The Obligation to Fight Antisemitism

By: Daniella Weiss  |  December 6, 2022

By Daniella Weiss, Staff Writer 

For generations, antisemitism has relentlessly followed the Jews wherever they have gone. But for a while, at least in the United States, things have been relatively calm– there have, of course, still been many hateful acts towards the Jews, but, overall, we have not had to fear for our safety as we have in the past. Recently, however, antisemitism has been on the rise; hate crimes against Jews are more frequent now than they have been for a long time. It is up to us to stand up against it. As we begin Kislev, the month of Chanukah, it is incumbent upon us to take a lesson from the Maccabim (Hasmoneans) in their fight against the Greeks. 

As the Al HaNisim liturgy recalls, the Maccabim were the few and weak against the many and strong. However, despite the odds, they stood up for the truth and fought for their freedom when the Jewish people were being degraded, belittled, and threatened. In modern times, while the number of attacks continues to rise, the amount of people who speak out against them must rise as well. There are times in life to be silent and times to speak out. This is the time to speak out. Whether it’s voting for candidates that are receptive to Jewish concerns or protesting anti-Israel legislation in government, staying silent is not an option. Even joining pro-Israel clubs in college is a great way to show support for the Jewish people and taking a stand against antisemitism. 

If we, as Jews, don’t stand up for ourselves, who will? How can we expect others to stand up for us? In Pirkei Avos 1:14, a rhetorical question is posed, “If I am not for myself, who will be for me?” Our Sages emphasize this point later on, when they assert, “in a place where there is no leader, strive to be a leader (2:6).”

When no one else steps up to the plate, we need to be that leader! R’ Shimon Bar Yochai tells us that “Halacha Hi B’Yadu’a She’Eisav Soneh L’Yaakov”, it is a fact that Esav hates Jacob (Sifrei Bamidbar 69:2). There’s no logical reason for it. Rabbi Menachem Ziemba HY”D observed that people try to analyze historical reasons for antisemitism. Nations persecuted Jews because they were too capitalist, socialist, ambitious, dependent, zealously religious, or assimilationist and progressive. When the Jews are hated for one reason in a country, they’re hated for the opposite in another. Clearly, there is no rational explanation for the hate against Jews.
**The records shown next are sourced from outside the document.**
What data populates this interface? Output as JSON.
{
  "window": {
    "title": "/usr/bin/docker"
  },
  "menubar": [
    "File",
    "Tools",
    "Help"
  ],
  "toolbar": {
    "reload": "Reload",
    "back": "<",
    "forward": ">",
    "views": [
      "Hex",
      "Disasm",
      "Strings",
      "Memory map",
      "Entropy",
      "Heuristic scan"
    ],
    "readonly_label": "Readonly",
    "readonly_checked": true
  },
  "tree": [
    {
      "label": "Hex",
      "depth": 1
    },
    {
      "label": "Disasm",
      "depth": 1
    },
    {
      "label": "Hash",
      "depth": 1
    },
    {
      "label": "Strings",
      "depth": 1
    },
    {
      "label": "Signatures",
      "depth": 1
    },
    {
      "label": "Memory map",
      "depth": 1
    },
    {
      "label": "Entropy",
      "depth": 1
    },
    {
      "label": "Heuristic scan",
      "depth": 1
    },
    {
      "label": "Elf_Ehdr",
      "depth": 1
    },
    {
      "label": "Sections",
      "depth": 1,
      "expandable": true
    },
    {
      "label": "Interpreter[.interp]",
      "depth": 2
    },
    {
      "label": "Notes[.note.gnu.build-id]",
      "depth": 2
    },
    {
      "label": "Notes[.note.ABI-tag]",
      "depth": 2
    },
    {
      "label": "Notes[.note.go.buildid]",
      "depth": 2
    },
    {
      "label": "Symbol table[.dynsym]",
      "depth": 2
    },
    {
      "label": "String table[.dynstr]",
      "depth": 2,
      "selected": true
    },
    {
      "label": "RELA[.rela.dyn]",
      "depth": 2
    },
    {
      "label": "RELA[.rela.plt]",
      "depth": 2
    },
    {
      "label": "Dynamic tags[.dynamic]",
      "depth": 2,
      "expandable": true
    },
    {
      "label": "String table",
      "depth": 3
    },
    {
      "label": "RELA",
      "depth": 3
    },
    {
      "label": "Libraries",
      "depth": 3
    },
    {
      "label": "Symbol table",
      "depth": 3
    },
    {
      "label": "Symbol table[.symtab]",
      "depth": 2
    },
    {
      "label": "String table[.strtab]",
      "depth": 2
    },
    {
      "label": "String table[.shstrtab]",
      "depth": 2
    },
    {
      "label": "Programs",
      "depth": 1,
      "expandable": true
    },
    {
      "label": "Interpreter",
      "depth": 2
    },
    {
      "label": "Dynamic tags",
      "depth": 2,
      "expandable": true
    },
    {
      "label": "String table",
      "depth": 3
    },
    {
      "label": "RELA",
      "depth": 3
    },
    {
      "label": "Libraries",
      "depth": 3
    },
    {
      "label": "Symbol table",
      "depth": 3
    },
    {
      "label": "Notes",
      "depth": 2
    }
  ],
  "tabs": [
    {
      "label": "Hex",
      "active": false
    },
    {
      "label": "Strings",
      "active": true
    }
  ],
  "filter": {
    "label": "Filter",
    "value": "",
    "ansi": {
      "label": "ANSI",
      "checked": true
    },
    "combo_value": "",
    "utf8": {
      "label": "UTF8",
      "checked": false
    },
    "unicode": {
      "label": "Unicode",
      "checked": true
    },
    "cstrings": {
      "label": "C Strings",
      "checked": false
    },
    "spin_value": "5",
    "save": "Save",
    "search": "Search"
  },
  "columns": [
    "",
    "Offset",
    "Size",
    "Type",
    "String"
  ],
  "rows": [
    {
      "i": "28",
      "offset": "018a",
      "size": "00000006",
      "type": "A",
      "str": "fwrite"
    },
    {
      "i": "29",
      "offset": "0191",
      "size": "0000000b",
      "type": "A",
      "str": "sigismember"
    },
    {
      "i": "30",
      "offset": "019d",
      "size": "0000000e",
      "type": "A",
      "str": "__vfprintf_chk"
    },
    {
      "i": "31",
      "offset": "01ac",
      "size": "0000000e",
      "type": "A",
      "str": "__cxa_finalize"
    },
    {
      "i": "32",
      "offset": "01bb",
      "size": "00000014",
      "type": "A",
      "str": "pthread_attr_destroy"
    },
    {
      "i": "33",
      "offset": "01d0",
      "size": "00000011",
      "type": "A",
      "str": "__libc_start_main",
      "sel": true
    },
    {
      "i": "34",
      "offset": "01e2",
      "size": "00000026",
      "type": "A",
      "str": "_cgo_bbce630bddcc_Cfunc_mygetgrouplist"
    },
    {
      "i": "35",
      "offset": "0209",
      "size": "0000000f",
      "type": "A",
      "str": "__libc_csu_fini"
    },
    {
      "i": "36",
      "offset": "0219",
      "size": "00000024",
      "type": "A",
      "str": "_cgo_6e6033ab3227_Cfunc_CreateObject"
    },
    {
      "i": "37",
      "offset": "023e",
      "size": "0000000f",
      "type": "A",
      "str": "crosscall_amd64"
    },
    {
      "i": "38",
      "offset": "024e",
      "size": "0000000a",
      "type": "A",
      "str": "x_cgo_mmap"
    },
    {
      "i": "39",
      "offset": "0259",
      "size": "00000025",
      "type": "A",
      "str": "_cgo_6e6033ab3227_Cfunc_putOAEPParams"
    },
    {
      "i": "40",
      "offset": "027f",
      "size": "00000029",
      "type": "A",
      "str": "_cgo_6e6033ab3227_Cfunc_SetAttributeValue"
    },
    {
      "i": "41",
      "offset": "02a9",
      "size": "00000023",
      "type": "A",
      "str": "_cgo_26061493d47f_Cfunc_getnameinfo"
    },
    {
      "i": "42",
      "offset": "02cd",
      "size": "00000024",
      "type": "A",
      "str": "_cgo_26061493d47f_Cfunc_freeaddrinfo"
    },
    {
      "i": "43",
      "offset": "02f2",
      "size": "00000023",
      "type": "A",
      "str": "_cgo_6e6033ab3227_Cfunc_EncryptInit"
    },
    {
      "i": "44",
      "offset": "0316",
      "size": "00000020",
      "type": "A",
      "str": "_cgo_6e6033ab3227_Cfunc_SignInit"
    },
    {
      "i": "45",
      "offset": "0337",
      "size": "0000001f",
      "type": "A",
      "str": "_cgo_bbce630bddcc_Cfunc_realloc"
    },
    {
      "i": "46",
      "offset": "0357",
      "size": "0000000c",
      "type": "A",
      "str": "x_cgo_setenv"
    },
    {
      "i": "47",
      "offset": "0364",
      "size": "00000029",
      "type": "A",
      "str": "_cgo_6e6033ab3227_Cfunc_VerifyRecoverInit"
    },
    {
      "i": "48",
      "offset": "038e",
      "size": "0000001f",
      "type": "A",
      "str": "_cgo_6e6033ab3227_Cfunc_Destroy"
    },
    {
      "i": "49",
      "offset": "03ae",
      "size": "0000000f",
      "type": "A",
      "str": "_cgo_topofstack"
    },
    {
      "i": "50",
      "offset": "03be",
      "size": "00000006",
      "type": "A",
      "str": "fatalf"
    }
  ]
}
With the rise in attacks, we cannot remain silent.. The Chofetz Chaim remarked that if you see someone drowning and you don’t know how to swim, you don’t need to jump in to save them. However, if you witness a drowning every day, you have an obligation to learn how to swim. We are seeing antisemitism continue to rise every day. We have an obligation to learn how to swim. It is time to stand up to antisemitism and not stand idle over the spilled blood of our brethren (Vayikra 19:16). Enough is enough.